[REQUIREMENT]:
Skip the images and repeat every entry word for word.

[Element data from apps and pages]
=== Section Start ===
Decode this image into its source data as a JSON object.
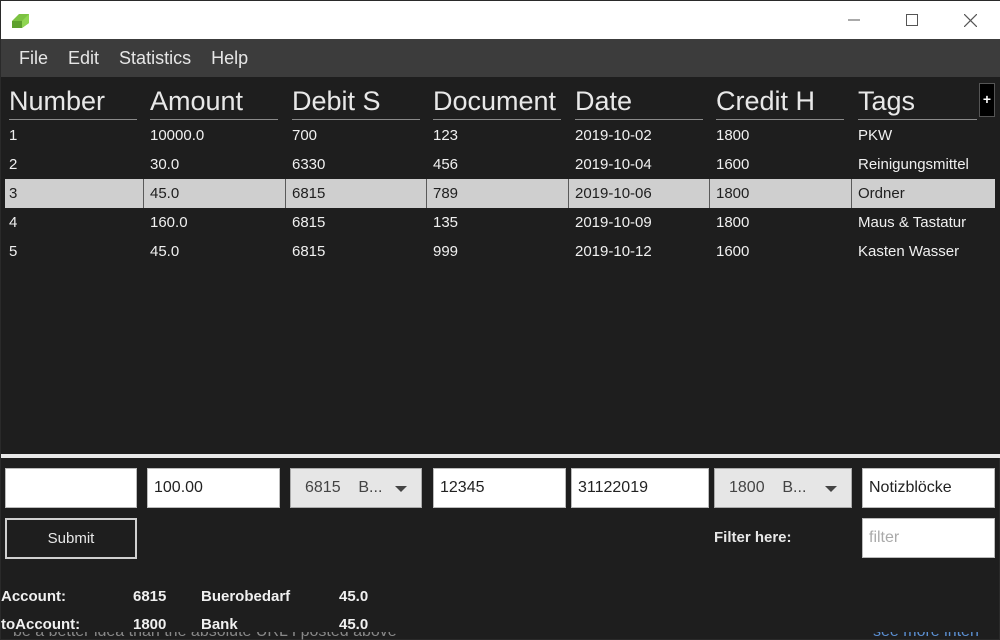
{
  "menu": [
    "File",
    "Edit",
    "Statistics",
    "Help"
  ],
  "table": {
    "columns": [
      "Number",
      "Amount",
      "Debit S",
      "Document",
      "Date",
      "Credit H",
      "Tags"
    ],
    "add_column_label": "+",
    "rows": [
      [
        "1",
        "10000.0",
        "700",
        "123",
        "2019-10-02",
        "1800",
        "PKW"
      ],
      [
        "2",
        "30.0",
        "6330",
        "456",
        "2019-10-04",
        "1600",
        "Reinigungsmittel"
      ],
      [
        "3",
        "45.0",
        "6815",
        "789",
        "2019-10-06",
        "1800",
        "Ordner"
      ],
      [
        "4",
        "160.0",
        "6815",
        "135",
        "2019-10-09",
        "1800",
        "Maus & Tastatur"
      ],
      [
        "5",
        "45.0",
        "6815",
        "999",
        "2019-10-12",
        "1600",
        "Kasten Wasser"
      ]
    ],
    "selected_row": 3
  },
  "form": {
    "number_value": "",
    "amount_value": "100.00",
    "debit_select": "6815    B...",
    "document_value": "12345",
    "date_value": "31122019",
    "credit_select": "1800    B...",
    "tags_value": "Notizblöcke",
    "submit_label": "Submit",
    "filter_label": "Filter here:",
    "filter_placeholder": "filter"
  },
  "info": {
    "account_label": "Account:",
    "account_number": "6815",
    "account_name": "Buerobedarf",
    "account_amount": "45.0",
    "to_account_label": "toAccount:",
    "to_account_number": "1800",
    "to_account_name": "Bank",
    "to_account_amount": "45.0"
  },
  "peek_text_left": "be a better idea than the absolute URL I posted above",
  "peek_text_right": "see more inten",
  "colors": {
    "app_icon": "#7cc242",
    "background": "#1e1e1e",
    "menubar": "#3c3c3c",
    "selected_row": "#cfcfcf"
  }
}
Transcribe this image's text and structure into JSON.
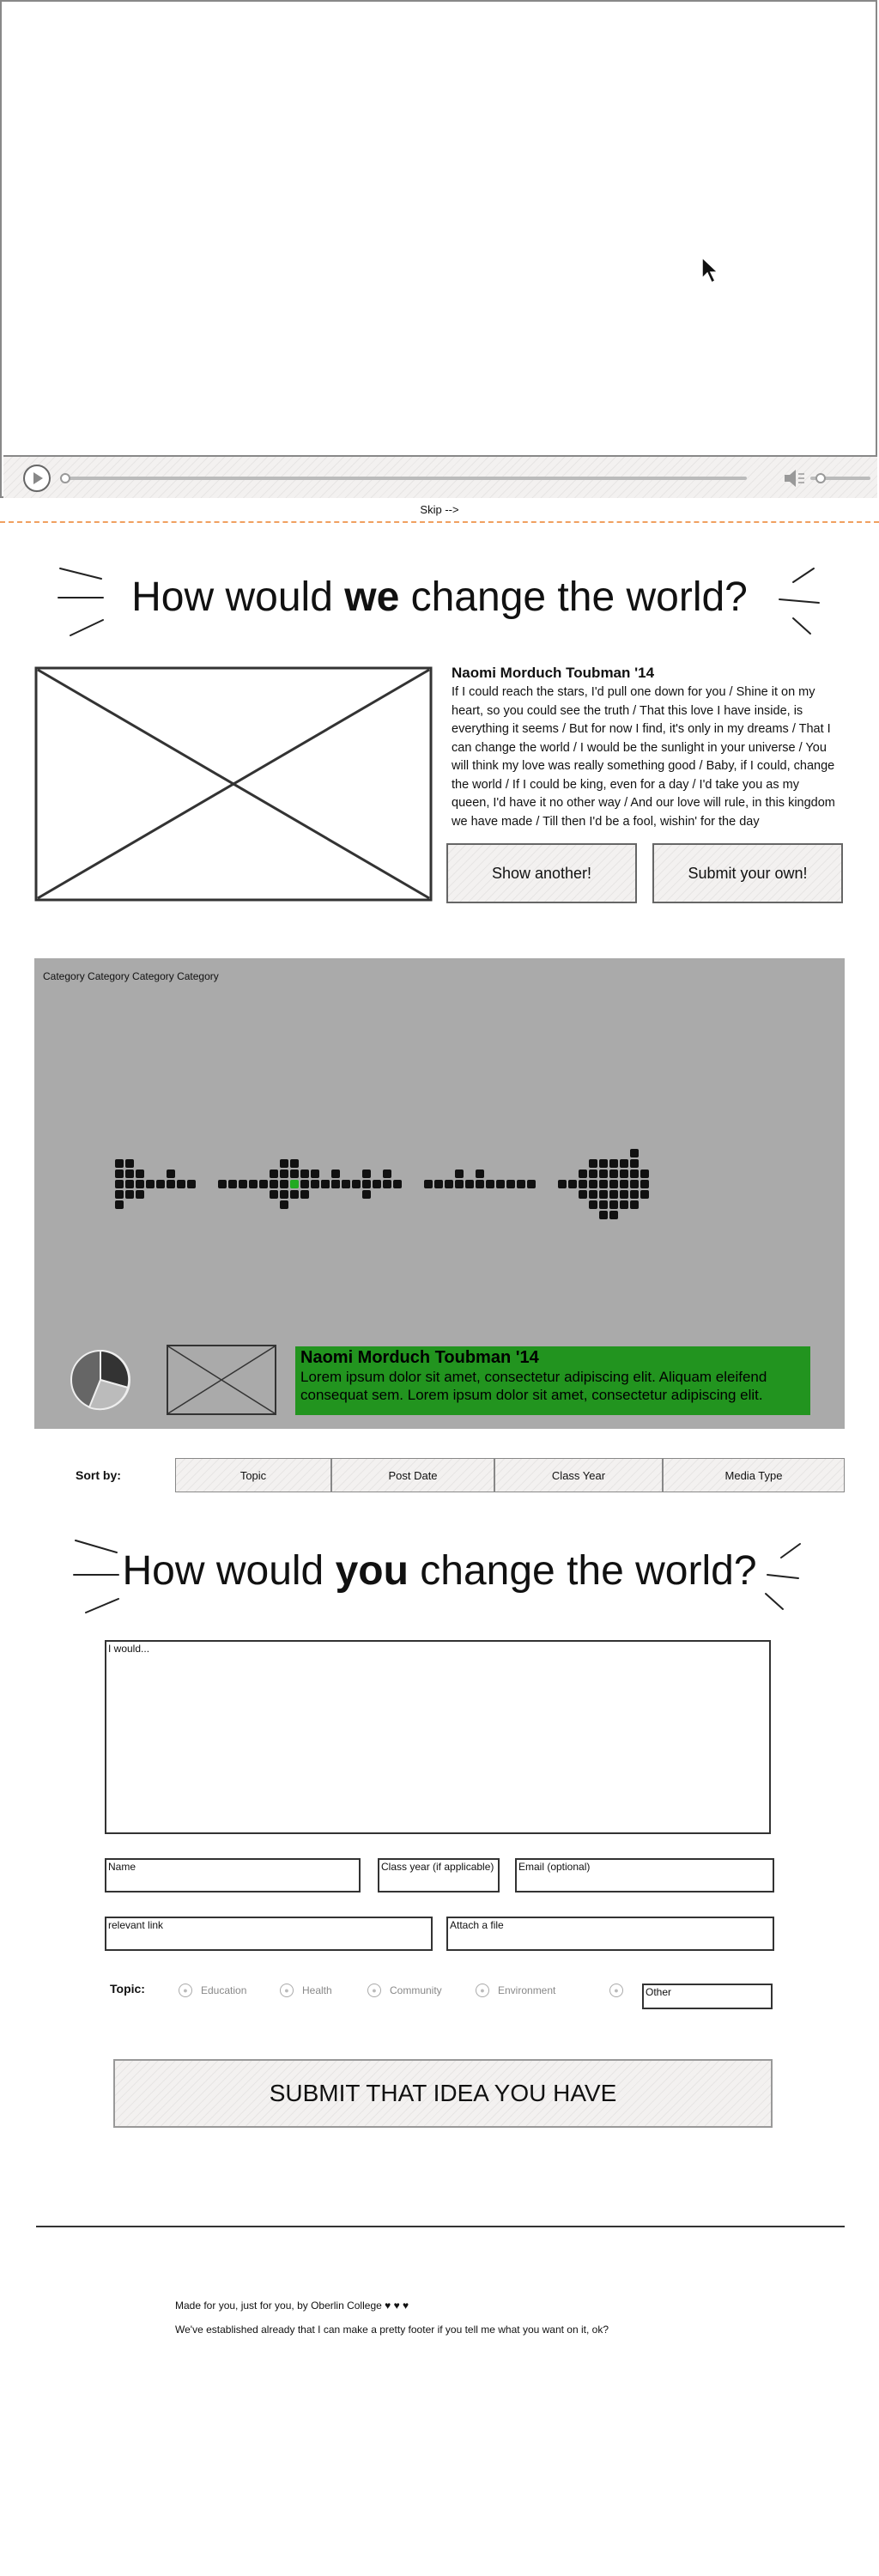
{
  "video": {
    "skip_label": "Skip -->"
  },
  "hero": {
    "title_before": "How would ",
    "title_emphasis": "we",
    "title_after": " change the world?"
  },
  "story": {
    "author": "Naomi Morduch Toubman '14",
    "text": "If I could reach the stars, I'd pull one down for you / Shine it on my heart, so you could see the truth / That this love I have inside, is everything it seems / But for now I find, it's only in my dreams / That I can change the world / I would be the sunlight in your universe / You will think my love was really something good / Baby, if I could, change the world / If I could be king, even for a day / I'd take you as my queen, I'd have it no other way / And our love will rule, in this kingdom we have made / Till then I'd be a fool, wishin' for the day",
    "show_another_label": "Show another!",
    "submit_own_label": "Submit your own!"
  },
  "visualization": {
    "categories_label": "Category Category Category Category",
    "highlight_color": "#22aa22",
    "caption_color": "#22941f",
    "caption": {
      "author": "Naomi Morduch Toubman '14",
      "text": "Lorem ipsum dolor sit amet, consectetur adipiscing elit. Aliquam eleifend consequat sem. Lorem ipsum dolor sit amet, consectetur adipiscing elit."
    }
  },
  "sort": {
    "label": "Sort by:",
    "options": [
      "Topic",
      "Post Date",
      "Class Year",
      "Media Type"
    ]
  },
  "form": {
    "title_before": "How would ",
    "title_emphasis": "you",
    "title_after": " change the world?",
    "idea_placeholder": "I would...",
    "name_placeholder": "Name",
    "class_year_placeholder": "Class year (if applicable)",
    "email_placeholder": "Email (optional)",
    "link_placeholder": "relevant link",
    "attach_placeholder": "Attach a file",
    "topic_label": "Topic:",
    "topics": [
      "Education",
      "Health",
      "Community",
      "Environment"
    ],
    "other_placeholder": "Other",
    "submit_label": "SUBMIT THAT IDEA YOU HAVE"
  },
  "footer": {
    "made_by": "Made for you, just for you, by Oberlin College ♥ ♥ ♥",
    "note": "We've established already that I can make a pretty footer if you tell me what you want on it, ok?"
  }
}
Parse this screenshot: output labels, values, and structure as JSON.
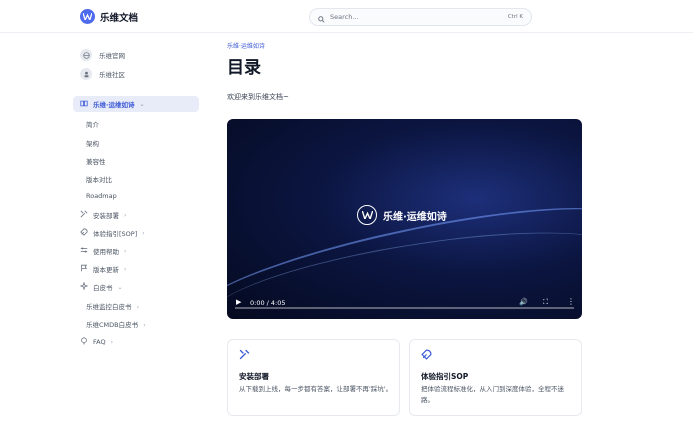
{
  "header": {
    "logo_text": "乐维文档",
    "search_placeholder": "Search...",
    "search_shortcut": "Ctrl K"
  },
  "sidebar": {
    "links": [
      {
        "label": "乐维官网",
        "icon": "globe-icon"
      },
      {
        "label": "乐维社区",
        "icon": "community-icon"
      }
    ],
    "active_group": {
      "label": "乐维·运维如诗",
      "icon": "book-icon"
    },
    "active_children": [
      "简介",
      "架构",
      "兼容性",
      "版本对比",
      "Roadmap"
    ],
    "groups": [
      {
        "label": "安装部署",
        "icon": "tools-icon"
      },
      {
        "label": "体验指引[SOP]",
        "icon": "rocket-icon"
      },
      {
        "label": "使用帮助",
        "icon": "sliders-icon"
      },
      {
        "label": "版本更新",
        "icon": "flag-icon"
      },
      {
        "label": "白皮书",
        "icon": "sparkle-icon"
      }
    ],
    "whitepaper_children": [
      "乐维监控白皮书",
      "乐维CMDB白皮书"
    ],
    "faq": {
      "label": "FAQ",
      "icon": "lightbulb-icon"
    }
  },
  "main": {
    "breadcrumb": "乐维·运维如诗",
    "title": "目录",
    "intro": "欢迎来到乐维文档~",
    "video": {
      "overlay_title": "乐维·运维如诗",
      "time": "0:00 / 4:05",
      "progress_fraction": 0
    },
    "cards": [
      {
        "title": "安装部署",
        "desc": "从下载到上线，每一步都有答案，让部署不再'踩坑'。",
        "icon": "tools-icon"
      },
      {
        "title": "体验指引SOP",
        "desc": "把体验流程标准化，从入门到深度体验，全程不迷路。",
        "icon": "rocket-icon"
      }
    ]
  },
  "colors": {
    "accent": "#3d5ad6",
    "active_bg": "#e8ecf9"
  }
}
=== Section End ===
[REPLY]:
Decode this image into its source data as a JSON object.
{
  "menu": [
    "File",
    "Edit",
    "Statistics",
    "Help"
  ],
  "table": {
    "columns": [
      "Number",
      "Amount",
      "Debit S",
      "Document",
      "Date",
      "Credit H",
      "Tags"
    ],
    "add_column_label": "+",
    "rows": [
      [
        "1",
        "10000.0",
        "700",
        "123",
        "2019-10-02",
        "1800",
        "PKW"
      ],
      [
        "2",
        "30.0",
        "6330",
        "456",
        "2019-10-04",
        "1600",
        "Reinigungsmittel"
      ],
      [
        "3",
        "45.0",
        "6815",
        "789",
        "2019-10-06",
        "1800",
        "Ordner"
      ],
      [
        "4",
        "160.0",
        "6815",
        "135",
        "2019-10-09",
        "1800",
        "Maus & Tastatur"
      ],
      [
        "5",
        "45.0",
        "6815",
        "999",
        "2019-10-12",
        "1600",
        "Kasten Wasser"
      ]
    ],
    "selected_row": 3
  },
  "form": {
    "number_value": "",
    "amount_value": "100.00",
    "debit_select": "6815    B...",
    "document_value": "12345",
    "date_value": "31122019",
    "credit_select": "1800    B...",
    "tags_value": "Notizblöcke",
    "submit_label": "Submit",
    "filter_label": "Filter here:",
    "filter_placeholder": "filter"
  },
  "info": {
    "account_label": "Account:",
    "account_number": "6815",
    "account_name": "Buerobedarf",
    "account_amount": "45.0",
    "to_account_label": "toAccount:",
    "to_account_number": "1800",
    "to_account_name": "Bank",
    "to_account_amount": "45.0"
  },
  "peek_text_left": "be a better idea than the absolute URL I posted above",
  "peek_text_right": "see more inten",
  "colors": {
    "app_icon": "#7cc242",
    "background": "#1e1e1e",
    "menubar": "#3c3c3c",
    "selected_row": "#cfcfcf"
  }
}
Transcribe this image's text and structure into JSON.
{
  "video": {
    "skip_label": "Skip -->"
  },
  "hero": {
    "title_before": "How would ",
    "title_emphasis": "we",
    "title_after": " change the world?"
  },
  "story": {
    "author": "Naomi Morduch Toubman '14",
    "text": "If I could reach the stars, I'd pull one down for you / Shine it on my heart, so you could see the truth / That this love I have inside, is everything it seems / But for now I find, it's only in my dreams / That I can change the world / I would be the sunlight in your universe / You will think my love was really something good / Baby, if I could, change the world / If I could be king, even for a day / I'd take you as my queen, I'd have it no other way / And our love will rule, in this kingdom we have made / Till then I'd be a fool, wishin' for the day",
    "show_another_label": "Show another!",
    "submit_own_label": "Submit your own!"
  },
  "visualization": {
    "categories_label": "Category Category Category Category",
    "highlight_color": "#22aa22",
    "caption_color": "#22941f",
    "caption": {
      "author": "Naomi Morduch Toubman '14",
      "text": "Lorem ipsum dolor sit amet, consectetur adipiscing elit. Aliquam eleifend consequat sem. Lorem ipsum dolor sit amet, consectetur adipiscing elit."
    }
  },
  "sort": {
    "label": "Sort by:",
    "options": [
      "Topic",
      "Post Date",
      "Class Year",
      "Media Type"
    ]
  },
  "form": {
    "title_before": "How would ",
    "title_emphasis": "you",
    "title_after": " change the world?",
    "idea_placeholder": "I would...",
    "name_placeholder": "Name",
    "class_year_placeholder": "Class year (if applicable)",
    "email_placeholder": "Email (optional)",
    "link_placeholder": "relevant link",
    "attach_placeholder": "Attach a file",
    "topic_label": "Topic:",
    "topics": [
      "Education",
      "Health",
      "Community",
      "Environment"
    ],
    "other_placeholder": "Other",
    "submit_label": "SUBMIT THAT IDEA YOU HAVE"
  },
  "footer": {
    "made_by": "Made for you, just for you, by Oberlin College ♥ ♥ ♥",
    "note": "We've established already that I can make a pretty footer if you tell me what you want on it, ok?"
  }
}
Parse this screenshot: output labels, values, and structure as JSON.
{
  "header": {
    "logo_text": "乐维文档",
    "search_placeholder": "Search...",
    "search_shortcut": "Ctrl K"
  },
  "sidebar": {
    "links": [
      {
        "label": "乐维官网",
        "icon": "globe-icon"
      },
      {
        "label": "乐维社区",
        "icon": "community-icon"
      }
    ],
    "active_group": {
      "label": "乐维·运维如诗",
      "icon": "book-icon"
    },
    "active_children": [
      "简介",
      "架构",
      "兼容性",
      "版本对比",
      "Roadmap"
    ],
    "groups": [
      {
        "label": "安装部署",
        "icon": "tools-icon"
      },
      {
        "label": "体验指引[SOP]",
        "icon": "rocket-icon"
      },
      {
        "label": "使用帮助",
        "icon": "sliders-icon"
      },
      {
        "label": "版本更新",
        "icon": "flag-icon"
      },
      {
        "label": "白皮书",
        "icon": "sparkle-icon"
      }
    ],
    "whitepaper_children": [
      "乐维监控白皮书",
      "乐维CMDB白皮书"
    ],
    "faq": {
      "label": "FAQ",
      "icon": "lightbulb-icon"
    }
  },
  "main": {
    "breadcrumb": "乐维·运维如诗",
    "title": "目录",
    "intro": "欢迎来到乐维文档~",
    "video": {
      "overlay_title": "乐维·运维如诗",
      "time": "0:00 / 4:05",
      "progress_fraction": 0
    },
    "cards": [
      {
        "title": "安装部署",
        "desc": "从下载到上线，每一步都有答案，让部署不再'踩坑'。",
        "icon": "tools-icon"
      },
      {
        "title": "体验指引SOP",
        "desc": "把体验流程标准化，从入门到深度体验，全程不迷路。",
        "icon": "rocket-icon"
      }
    ]
  },
  "colors": {
    "accent": "#3d5ad6",
    "active_bg": "#e8ecf9"
  }
}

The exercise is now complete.